- _BRIEF_
Make an exact copy of every entry.

- _MATERIAL PROVIDED_
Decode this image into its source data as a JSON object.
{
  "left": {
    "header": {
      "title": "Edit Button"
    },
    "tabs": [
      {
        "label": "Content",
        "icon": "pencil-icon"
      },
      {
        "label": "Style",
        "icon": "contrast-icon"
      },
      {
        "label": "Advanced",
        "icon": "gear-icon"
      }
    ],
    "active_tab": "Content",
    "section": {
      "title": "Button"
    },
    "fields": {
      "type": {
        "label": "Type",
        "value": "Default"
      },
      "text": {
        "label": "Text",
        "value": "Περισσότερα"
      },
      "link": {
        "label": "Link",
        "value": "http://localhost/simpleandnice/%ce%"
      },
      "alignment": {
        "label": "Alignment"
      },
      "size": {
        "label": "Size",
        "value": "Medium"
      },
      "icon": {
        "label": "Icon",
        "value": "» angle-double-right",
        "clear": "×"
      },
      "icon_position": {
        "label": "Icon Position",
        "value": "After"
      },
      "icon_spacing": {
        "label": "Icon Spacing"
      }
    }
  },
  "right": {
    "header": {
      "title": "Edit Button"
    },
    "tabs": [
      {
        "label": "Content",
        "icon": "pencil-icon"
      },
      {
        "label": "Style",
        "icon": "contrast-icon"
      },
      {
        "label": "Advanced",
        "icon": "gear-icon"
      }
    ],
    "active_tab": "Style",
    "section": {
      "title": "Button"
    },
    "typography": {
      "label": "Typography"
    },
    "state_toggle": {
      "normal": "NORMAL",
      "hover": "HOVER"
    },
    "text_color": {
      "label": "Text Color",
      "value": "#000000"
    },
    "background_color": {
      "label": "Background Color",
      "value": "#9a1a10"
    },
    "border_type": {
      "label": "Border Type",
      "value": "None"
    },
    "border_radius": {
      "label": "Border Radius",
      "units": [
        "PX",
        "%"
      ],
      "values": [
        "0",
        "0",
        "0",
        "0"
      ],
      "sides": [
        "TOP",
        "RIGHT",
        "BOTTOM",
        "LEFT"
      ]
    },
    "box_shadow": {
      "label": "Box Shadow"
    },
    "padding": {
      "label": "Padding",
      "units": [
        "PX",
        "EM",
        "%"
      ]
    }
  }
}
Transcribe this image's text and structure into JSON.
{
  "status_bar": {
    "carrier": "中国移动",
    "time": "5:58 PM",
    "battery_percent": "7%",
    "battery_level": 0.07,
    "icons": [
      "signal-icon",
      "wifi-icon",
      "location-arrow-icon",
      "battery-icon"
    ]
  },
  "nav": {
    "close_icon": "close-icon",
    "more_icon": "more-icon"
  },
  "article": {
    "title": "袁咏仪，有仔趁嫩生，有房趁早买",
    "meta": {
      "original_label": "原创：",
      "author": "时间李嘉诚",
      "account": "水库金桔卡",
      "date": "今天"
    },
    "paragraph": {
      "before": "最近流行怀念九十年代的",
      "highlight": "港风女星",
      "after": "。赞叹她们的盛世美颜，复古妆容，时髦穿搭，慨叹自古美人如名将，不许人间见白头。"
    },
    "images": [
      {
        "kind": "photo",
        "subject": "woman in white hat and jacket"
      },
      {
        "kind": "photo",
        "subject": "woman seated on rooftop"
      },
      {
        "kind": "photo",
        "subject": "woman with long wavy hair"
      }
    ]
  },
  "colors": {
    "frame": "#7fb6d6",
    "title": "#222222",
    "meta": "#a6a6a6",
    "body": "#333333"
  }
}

- _WRITTEN RESPONSE_
Decode this image into its source data as a JSON object.
{
  "left": {
    "header": {
      "title": "Edit Button"
    },
    "tabs": [
      {
        "label": "Content",
        "icon": "pencil-icon"
      },
      {
        "label": "Style",
        "icon": "contrast-icon"
      },
      {
        "label": "Advanced",
        "icon": "gear-icon"
      }
    ],
    "active_tab": "Content",
    "section": {
      "title": "Button"
    },
    "fields": {
      "type": {
        "label": "Type",
        "value": "Default"
      },
      "text": {
        "label": "Text",
        "value": "Περισσότερα"
      },
      "link": {
        "label": "Link",
        "value": "http://localhost/simpleandnice/%ce%"
      },
      "alignment": {
        "label": "Alignment"
      },
      "size": {
        "label": "Size",
        "value": "Medium"
      },
      "icon": {
        "label": "Icon",
        "value": "» angle-double-right",
        "clear": "×"
      },
      "icon_position": {
        "label": "Icon Position",
        "value": "After"
      },
      "icon_spacing": {
        "label": "Icon Spacing"
      }
    }
  },
  "right": {
    "header": {
      "title": "Edit Button"
    },
    "tabs": [
      {
        "label": "Content",
        "icon": "pencil-icon"
      },
      {
        "label": "Style",
        "icon": "contrast-icon"
      },
      {
        "label": "Advanced",
        "icon": "gear-icon"
      }
    ],
    "active_tab": "Style",
    "section": {
      "title": "Button"
    },
    "typography": {
      "label": "Typography"
    },
    "state_toggle": {
      "normal": "NORMAL",
      "hover": "HOVER"
    },
    "text_color": {
      "label": "Text Color",
      "value": "#000000"
    },
    "background_color": {
      "label": "Background Color",
      "value": "#9a1a10"
    },
    "border_type": {
      "label": "Border Type",
      "value": "None"
    },
    "border_radius": {
      "label": "Border Radius",
      "units": [
        "PX",
        "%"
      ],
      "values": [
        "0",
        "0",
        "0",
        "0"
      ],
      "sides": [
        "TOP",
        "RIGHT",
        "BOTTOM",
        "LEFT"
      ]
    },
    "box_shadow": {
      "label": "Box Shadow"
    },
    "padding": {
      "label": "Padding",
      "units": [
        "PX",
        "EM",
        "%"
      ]
    }
  }
}
Transcribe this image's text and structure into JSON.
{
  "status_bar": {
    "carrier": "中国移动",
    "time": "5:58 PM",
    "battery_percent": "7%",
    "battery_level": 0.07,
    "icons": [
      "signal-icon",
      "wifi-icon",
      "location-arrow-icon",
      "battery-icon"
    ]
  },
  "nav": {
    "close_icon": "close-icon",
    "more_icon": "more-icon"
  },
  "article": {
    "title": "袁咏仪，有仔趁嫩生，有房趁早买",
    "meta": {
      "original_label": "原创：",
      "author": "时间李嘉诚",
      "account": "水库金桔卡",
      "date": "今天"
    },
    "paragraph": {
      "before": "最近流行怀念九十年代的",
      "highlight": "港风女星",
      "after": "。赞叹她们的盛世美颜，复古妆容，时髦穿搭，慨叹自古美人如名将，不许人间见白头。"
    },
    "images": [
      {
        "kind": "photo",
        "subject": "woman in white hat and jacket"
      },
      {
        "kind": "photo",
        "subject": "woman seated on rooftop"
      },
      {
        "kind": "photo",
        "subject": "woman with long wavy hair"
      }
    ]
  },
  "colors": {
    "frame": "#7fb6d6",
    "title": "#222222",
    "meta": "#a6a6a6",
    "body": "#333333"
  }
}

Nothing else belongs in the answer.